Which lines of the data below include the string "apiName"? Return each of them.

→ **DATA TO PROCESS**
==========
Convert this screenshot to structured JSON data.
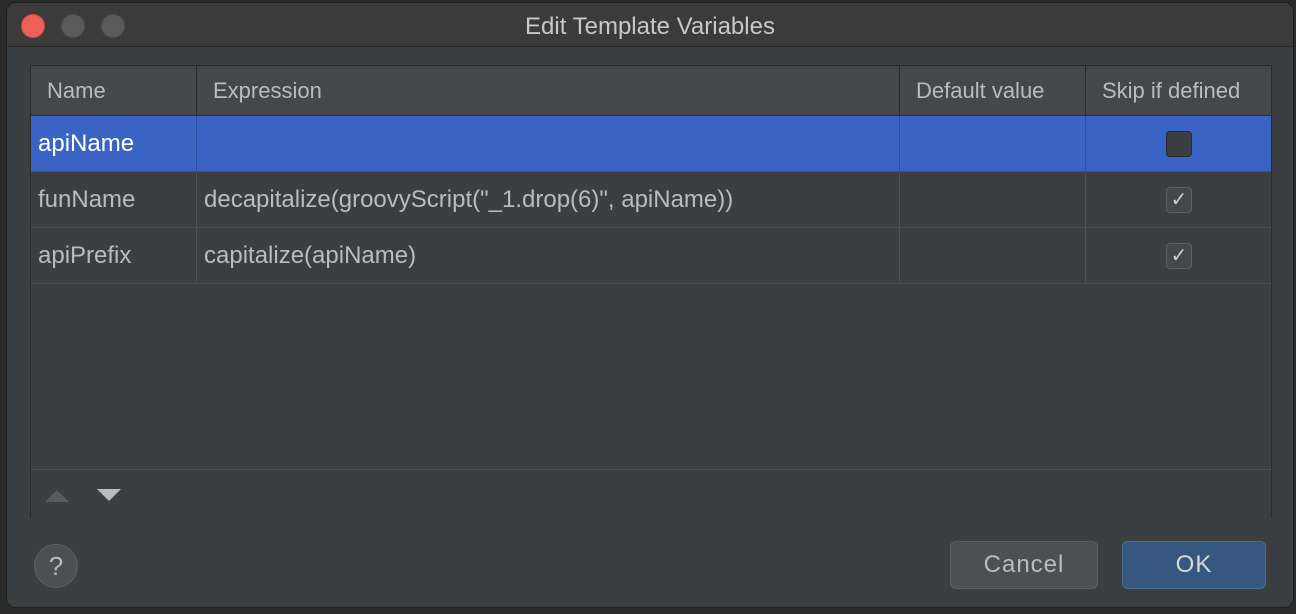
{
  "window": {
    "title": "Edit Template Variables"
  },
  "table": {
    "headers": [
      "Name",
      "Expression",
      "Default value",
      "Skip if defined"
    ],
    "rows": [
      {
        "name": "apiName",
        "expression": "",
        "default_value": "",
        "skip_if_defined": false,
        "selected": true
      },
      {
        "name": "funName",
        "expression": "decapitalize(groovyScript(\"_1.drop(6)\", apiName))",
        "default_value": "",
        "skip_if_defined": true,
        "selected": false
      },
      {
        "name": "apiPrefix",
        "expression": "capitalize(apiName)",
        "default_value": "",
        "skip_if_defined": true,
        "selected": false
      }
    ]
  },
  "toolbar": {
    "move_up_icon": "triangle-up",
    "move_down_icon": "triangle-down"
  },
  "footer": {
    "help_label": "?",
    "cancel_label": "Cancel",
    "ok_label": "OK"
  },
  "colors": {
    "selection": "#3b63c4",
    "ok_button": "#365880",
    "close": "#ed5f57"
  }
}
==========
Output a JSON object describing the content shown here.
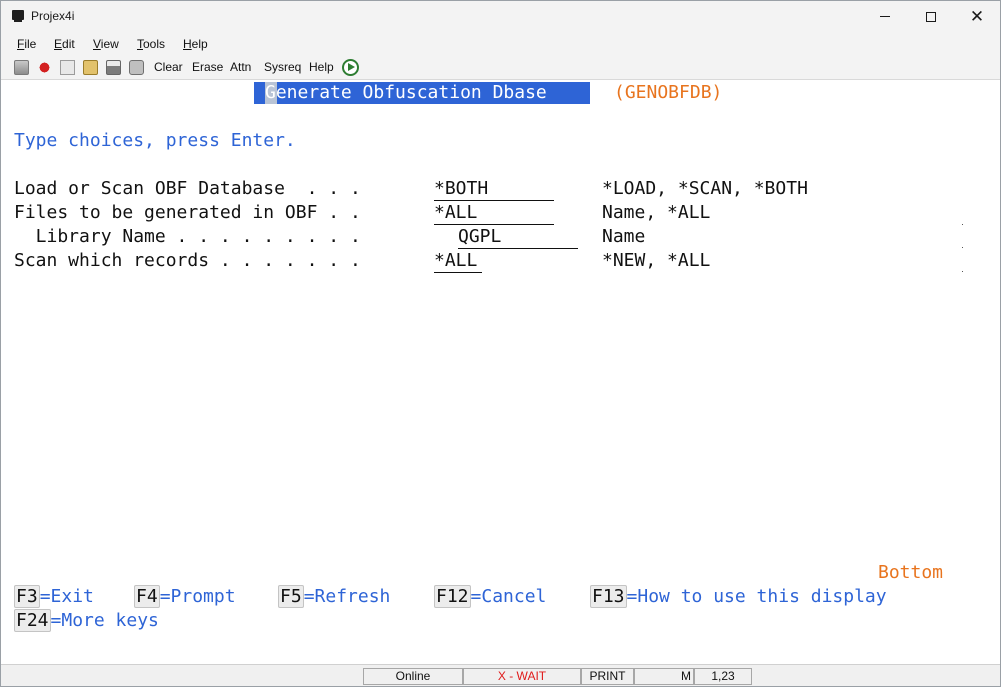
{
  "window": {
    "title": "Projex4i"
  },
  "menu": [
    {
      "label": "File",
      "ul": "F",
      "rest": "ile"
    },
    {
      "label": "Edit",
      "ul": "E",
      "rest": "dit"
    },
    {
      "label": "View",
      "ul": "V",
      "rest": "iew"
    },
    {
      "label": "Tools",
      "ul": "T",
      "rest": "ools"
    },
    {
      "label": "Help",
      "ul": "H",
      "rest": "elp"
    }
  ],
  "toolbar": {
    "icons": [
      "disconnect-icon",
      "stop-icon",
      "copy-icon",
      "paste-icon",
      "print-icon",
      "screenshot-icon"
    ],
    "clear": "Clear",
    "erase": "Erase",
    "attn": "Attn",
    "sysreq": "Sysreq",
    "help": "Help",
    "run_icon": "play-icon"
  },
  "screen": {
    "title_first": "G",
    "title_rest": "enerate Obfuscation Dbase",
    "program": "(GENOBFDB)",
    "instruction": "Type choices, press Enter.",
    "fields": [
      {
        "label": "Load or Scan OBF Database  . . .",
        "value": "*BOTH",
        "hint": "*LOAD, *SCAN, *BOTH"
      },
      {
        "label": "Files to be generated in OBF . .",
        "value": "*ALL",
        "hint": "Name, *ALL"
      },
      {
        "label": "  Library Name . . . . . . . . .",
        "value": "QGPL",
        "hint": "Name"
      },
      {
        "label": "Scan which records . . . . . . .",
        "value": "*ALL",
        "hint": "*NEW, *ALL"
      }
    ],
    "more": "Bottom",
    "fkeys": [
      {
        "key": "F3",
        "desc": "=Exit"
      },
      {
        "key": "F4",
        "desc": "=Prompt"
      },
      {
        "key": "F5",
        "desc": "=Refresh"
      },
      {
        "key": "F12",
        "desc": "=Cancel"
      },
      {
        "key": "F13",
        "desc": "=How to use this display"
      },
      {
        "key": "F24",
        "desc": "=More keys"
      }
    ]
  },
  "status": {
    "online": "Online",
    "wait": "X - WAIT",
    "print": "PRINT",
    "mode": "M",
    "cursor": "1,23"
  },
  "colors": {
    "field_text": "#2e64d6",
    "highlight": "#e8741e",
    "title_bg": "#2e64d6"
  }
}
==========
→ **ANSWER TO THIS EXERCISE**
        "name": "apiName",
        "expression": "decapitalize(groovyScript(\"_1.drop(6)\", apiName))",
        "expression": "capitalize(apiName)",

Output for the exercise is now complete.